Penguin, 248 pages, $17 (Algonquin Books of Chapel Hill, c1998)
I have wanted to read “A Crime in the Neighborhood” ever since I saw it listed as one of Thomas H. Cook’s ten best mysteries in Publishers Weekly in 2013. This is what Cook had to say:
I have recommended this book many times to all kinds of readers. For me, it is a novel that uses suspense in the best possible way, not by having a character confront one contrived obstacle after another in a mindless stream of action, but by creating an atmosphere of deep moral peril in which the culminating tragedy seems as inevitable as it is, well…tragic. It is also one of those books in which the title become[s] completely apt, and very moving, after one has completed the book. In this case, the “crime in the neighborhood” turns out to be far more profound and long lasting than any single act of violence could be.
This was high praise because Thomas H. Cook’s books are lessons in good, evocative, psychologically tense writing. In many ways Suzanne Berne’s debut novel evokes many of the same feelings as do Cook’s. There is a strong narrative element. The first-person narrator usually is looking back after a separation of many years from the “incident” at the core of the book. You know there is a moral lesson the narrator has learned at his or her expense.
In “A Crime in the Neighborhood,” the initial crime is the murder of Boyd Ellison, a twelve-year-old neighborhood boy. He was not well-liked by his peers. He irritated them, bullied them, and eviscerated insects. Nevertheless, he was dead and it was a new experience for the kids on the block, one of whom is the narrator of the story.
Marsha was ten years old at the time. Her father had just left the family to run off with his wife’s youngest sister. There was a void. Anger could only fill it so far. Craziness filled it a little more. Marsha knew that her father had abandoned her. Her older twin siblings were scarcely any help. They believed in ignoring and belittling her. Marsha tells her story from the vantage point of adulthood. It is a voice strongly anchored in the present with an adult perspective overlying what happened twenty-five years ago. Berne does a masterful job of creating a story set in one time and being told in another.
In 1972, Marsha’s particular Washington D.C. suburban neighborhood was “Leave It to Beaver” country, as she recalls. When Boyd is murdered and molested, the innocence of the time is broken. That innocence has its own faults and frailties, and the bubble would have burst soon anyway, but the murder hastens it.

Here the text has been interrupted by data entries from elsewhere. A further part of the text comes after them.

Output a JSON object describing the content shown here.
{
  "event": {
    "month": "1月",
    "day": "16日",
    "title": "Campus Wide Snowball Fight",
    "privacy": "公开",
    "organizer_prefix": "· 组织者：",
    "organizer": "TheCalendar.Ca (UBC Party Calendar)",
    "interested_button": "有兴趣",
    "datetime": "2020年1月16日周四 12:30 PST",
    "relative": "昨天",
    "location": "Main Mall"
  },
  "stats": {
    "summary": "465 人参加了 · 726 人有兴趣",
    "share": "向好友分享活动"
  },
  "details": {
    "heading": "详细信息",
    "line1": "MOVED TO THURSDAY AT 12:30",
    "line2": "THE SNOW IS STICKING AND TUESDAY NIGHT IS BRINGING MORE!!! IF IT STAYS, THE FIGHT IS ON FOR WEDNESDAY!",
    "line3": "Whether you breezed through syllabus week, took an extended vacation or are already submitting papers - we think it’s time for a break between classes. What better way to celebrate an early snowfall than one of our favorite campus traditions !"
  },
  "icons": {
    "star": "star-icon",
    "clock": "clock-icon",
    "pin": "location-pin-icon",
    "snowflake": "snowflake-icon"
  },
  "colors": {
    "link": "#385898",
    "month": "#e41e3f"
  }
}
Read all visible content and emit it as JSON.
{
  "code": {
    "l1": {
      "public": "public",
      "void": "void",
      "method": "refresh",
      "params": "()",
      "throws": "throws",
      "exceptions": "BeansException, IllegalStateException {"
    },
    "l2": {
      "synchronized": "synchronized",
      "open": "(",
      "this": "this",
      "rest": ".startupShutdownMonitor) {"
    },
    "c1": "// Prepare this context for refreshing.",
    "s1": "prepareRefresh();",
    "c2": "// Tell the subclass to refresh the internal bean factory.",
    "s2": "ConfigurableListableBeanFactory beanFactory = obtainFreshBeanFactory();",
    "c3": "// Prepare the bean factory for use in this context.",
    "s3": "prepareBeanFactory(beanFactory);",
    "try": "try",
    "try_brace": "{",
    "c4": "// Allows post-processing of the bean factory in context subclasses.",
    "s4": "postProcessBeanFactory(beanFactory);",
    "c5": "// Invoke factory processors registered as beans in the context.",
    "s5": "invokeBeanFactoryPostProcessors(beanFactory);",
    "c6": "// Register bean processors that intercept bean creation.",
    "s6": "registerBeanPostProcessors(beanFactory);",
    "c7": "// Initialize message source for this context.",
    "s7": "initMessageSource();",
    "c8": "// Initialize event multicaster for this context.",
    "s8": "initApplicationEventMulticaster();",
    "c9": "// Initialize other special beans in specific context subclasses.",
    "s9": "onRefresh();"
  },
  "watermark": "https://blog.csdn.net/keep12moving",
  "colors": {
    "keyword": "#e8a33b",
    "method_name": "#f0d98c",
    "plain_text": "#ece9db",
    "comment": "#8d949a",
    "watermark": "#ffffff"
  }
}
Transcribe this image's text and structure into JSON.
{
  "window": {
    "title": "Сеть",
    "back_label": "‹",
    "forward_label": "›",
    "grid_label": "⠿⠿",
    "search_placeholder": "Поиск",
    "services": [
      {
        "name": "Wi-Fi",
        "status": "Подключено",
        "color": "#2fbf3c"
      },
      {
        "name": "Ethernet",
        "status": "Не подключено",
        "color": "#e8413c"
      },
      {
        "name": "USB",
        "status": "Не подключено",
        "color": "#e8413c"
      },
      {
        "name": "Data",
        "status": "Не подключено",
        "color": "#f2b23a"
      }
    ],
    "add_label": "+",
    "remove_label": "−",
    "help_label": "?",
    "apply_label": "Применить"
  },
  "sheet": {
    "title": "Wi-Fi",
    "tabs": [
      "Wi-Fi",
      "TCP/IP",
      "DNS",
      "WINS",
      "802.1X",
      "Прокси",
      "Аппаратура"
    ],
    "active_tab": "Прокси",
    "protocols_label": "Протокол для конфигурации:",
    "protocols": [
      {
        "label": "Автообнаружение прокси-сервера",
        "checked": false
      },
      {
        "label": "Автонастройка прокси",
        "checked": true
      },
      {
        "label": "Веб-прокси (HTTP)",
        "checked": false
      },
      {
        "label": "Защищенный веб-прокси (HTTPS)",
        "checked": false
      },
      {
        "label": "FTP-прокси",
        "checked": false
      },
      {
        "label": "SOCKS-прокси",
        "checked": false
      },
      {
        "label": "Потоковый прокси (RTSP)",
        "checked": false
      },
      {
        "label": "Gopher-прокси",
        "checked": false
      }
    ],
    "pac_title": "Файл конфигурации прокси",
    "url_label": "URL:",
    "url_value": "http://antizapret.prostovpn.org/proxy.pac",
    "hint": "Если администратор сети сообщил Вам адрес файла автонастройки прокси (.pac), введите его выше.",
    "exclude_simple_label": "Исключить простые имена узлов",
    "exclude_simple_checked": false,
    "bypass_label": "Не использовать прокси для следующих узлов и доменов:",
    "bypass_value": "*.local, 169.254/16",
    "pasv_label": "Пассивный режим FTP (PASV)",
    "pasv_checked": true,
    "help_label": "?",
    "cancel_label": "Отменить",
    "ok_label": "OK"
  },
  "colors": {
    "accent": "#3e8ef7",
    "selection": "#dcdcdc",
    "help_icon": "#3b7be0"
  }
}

In Marsha’s perfect block, an anomaly has occurred. Mr. Green, an unattractive middle-aged bachelor has moved in next door, and Marsha takes an almost instant dislike to him. By then, her father has been gone for a couple of weeks. Shortly afterwards, Boyd is murdered. Lois, Marsha’s mother, is grappling with her own abandonment issues and whatever fault she carries for the death of her marriage. She has no solace to give her strange younger daughter. The twins are effete snobs. This mixture is added to the cauldron and brought to a boil.
This is Marsha describing her father:
He was a mostly mild man with a weakness for passion, a suburban father burdened with the heart of a Russian hero without any sort of balancing grand intellect or ironic world view.
He loved thick socks and the melancholy light of evenings in late summer. He loved to mow the grass because he said that mowing released the lawn’s tender smell.
“Crime” must be redefined by the end of the book. It bears similarities to “To Kill a Mockingbird,” with its young main character, but it’s like a photographic negative of that work. It’s the end of childhood for Scout as it is for Marsha. For each there is a moral to be learned, but it’s not the same one.